Ghrelin Helps Combat LPS Toxicity
Ghrelin is a gut-derived peptide that plays a role in energy homeostasis. Recent studies have implicated ghrelin in systemic inflammation, showing increased plasma ghrelin levels after endotoxin (lipopolysaccharide, LPS) administration. The aims of this study were (1) to test the hypothesis that ghrelin administration affects LPS-induced fever; and (2) to assess the putative effects of ghrelin on plasma corticosterone secretion and preoptic region prostaglandin (PG) E(2) levels in euthermic and febrile rats. Rats were implanted with a temperature datalogger capsule in the peritoneal cavity to record body core temperature. One week later, they were challenged with LPS (50μg/kg, intraperitoneal, i.p.) alone or combined with ghrelin (0.1mg/kg, i.p.). In another group of rats, plasma corticosterone and preoptic region PGE(2) levels were measured 2h after injections. In euthermic animals, systemic administration of ghrelin failed to elicit any thermoregulatory effect, and caused no significant changes in basal plasma corticosterone and preoptic region PGE(2) levels. LPS caused a typical febrile response, accompanied by increased plasma corticosterone and preoptic PGE(2) levels. When LPS administration was combined with ghrelin fever was attenuated, corticosterone secretion further increased, and the elevated preoptic PGE(2) levels were relatively reduced, but a correlation between these two variables (corticosterone and PGE(2)) failed to exist. The present data add ghrelin to the neurochemical milieu controlling the immune/thermoregulatory system acting as an antipyretic molecule. Moreover, our findings also support the notion that ghrelin attenuates fever by means of a direct effect of the peptide reducing PGE(2) production in the preoptic region.

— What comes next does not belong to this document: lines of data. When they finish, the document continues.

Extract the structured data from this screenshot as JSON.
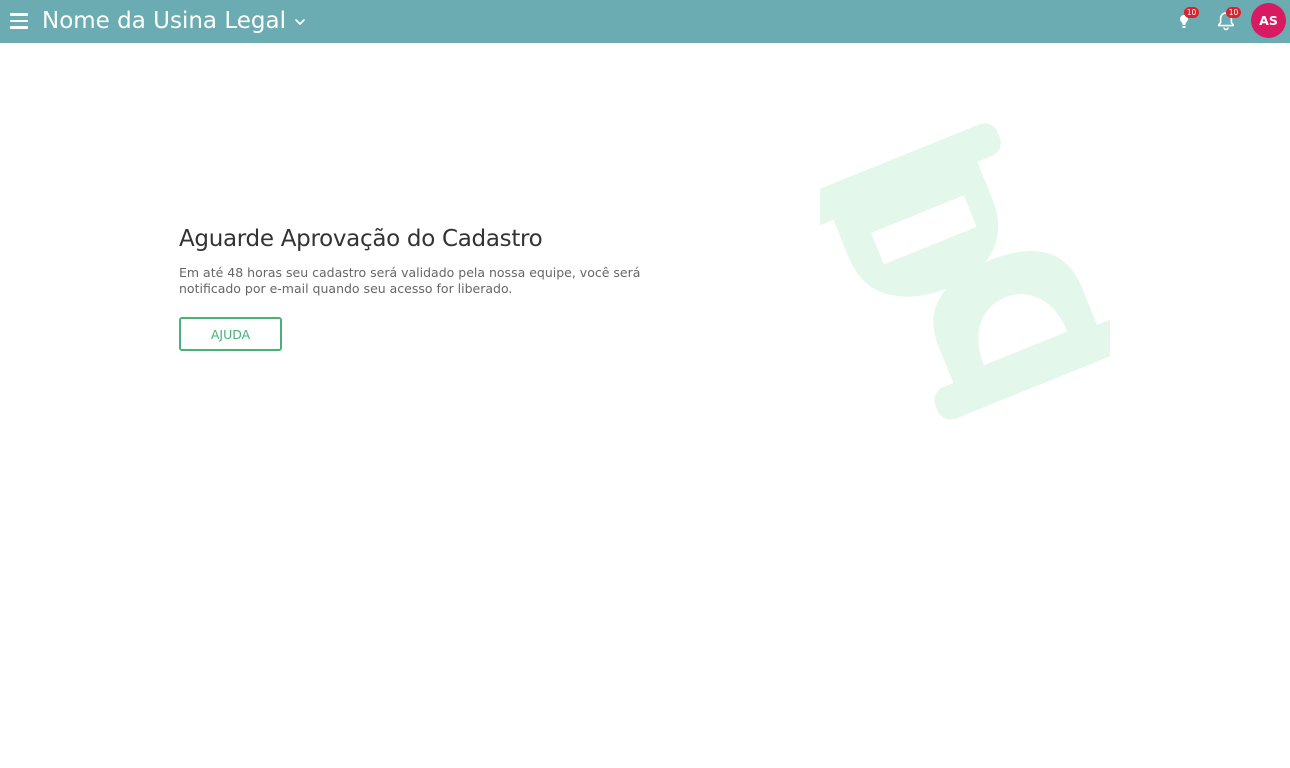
{
  "header": {
    "title": "Nome da Usina Legal",
    "hint_badge": "10",
    "notification_badge": "10",
    "avatar_initials": "AS"
  },
  "main": {
    "heading": "Aguarde Aprovação do Cadastro",
    "description": "Em até 48 horas seu cadastro será validado pela nossa equipe, você será notificado por e-mail quando seu acesso for liberado.",
    "help_button": "AJUDA",
    "illustration_icon": "hourglass-icon"
  },
  "colors": {
    "topbar": "#6aacb2",
    "accent": "#4ab07a",
    "avatar": "#d81b60",
    "badge": "#d9232e",
    "illustration": "#e3f7ea"
  }
}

Soriano RN, Nicoli LG, Carnio EC, Branco LG.
Exogenous ghrelin attenuates endotoxin fever in rats.
Nursing School of Ribeirão Preto, University of São Paulo, Ribeirão Preto, São Paulo, Brazil.